PJS Group clarified private jet charter flight booking details after allegations by Elon Musk’s Twitter that it had been overcharged.
After Elon Musk’s Twitter claimed it was overcharged for private jet charter flights booked by Private Jet Services Group, the company responded yesterday in a new court filing.
PJS Group, as the broker is known, is suing Twitter for nearly $200,000 to cover flights for a former executive.
The flights were from New York to San Francisco and back. They came in the days leading up to Musk’s purchase of the social media company.
The now-former executive needed to fly from New York to San Francisco to help close the $44 billion transaction. She then flew home.
Twitter is disputing payment saying the flights weren’t booked via a process outlined in the contract.
However, in its most recent filing, Twitter added a footnote accusing the charter broker of overcharging it for the flights.
Twitter’s attorneys wrote, “Market rate for next-day private air charter services, roundtrip, coast-to-coast on midsize jets are estimated at $70,000 to $96,000, and on large jets, $88,000 to $156,000. These ranges are substantially less than the $194,000 total invoices PJS sent Twitter.”

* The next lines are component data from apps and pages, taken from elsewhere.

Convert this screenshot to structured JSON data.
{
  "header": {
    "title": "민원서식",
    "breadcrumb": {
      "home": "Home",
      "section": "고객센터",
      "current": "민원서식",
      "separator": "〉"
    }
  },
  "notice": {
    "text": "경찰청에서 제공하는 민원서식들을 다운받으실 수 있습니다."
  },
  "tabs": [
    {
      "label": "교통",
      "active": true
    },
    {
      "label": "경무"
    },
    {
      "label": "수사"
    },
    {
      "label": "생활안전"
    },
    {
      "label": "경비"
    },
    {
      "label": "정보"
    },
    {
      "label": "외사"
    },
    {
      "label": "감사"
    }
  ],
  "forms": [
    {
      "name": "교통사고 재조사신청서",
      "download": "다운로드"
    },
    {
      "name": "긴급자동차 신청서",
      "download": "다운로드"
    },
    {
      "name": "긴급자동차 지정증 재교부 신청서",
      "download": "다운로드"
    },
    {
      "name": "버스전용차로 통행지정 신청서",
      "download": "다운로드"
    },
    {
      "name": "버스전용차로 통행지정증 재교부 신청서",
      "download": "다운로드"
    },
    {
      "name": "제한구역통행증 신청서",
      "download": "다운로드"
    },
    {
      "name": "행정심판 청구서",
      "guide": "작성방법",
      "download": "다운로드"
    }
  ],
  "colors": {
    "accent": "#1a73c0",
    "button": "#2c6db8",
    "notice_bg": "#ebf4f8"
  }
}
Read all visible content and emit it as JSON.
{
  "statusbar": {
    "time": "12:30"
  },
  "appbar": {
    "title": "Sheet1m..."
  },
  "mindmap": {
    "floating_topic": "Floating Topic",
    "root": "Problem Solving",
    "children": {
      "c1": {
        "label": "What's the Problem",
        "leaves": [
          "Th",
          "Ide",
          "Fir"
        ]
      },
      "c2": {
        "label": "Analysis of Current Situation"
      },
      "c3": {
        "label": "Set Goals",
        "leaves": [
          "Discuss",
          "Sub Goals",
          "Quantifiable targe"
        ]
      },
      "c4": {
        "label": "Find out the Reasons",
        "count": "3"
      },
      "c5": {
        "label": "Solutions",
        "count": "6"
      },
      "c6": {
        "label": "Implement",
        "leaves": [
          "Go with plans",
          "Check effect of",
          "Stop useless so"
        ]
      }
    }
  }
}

The footnote about charter pricing made headlines in reports by several major business websites.
Bloomberg headlined, “Twitter Claims Private Jet Service Overcharged for Flights,” continuing, “Social media giant claims flights billed at twice going rate.”
Business Insider added, “Twitter hit back at a private jet company suing it over a $197,000 unpaid bill, saying it was overcharged for 2 flights that weren’t properly authorized.”
Fortune wrote, “Elon Musk’s Twitter says it has good reason not to pay for $200,000 private jet trip: The company overbilled.”
We previously outlined why the rates PJS charged were likely fair-market pricing based on the details available.
A filing yesterday from PJS Group disputed key details from what Twitter’s attorneys asserted in the footnote.
It reiterated that the pricing for the two flights was “booked and accepted separately, not as a round trip, and thus, they were priced as individual flights.”
PJS also confirmed in the filing that one of the flights was booked for same-day travel, not the next day as the Twitter attorneys had written.
It detailed that this flight was requested with less than four hours notice.
It added that the next day flight was requested, sourced, and confirmed with less than 12 hours’ notice,
Additionally, according to PJS, the flights required aircraft with “best in class airborne Wifi capable of live streaming during the week of Twitter’s well-publicized acquisition by Elon Musk…”
The new PJS filing didn’t detail the specific aircraft used. However, it appears they were unlikely to be on a midsize jet.
PJS provided emails showing the disputed flights were approved by Twitter’s then-CEO.
It cited eight previous examples where Twitter booked flights without adhering to the process outlined in its agreement with PJS.
PJS attorneys wrote, “Twitter paid PJS’s invoices for each of the above air charter passenger transportation services that were booked and accepted not in conformance with the BPA’s Designated Representative process, which demonstrates that booking and accepting air charter passenger transportation services, not in conformance with the BPA’s Designated Representative process does not constitute a material breach of the (agreement).”
A PJS representative declined to provide additional details.
PJS isn’t the only company having trouble getting paid by Twitter since Musk’s takeover.
Twitter is also being sued by landlords, as well. They say the company has stopped paying rent on space leased by the social media company.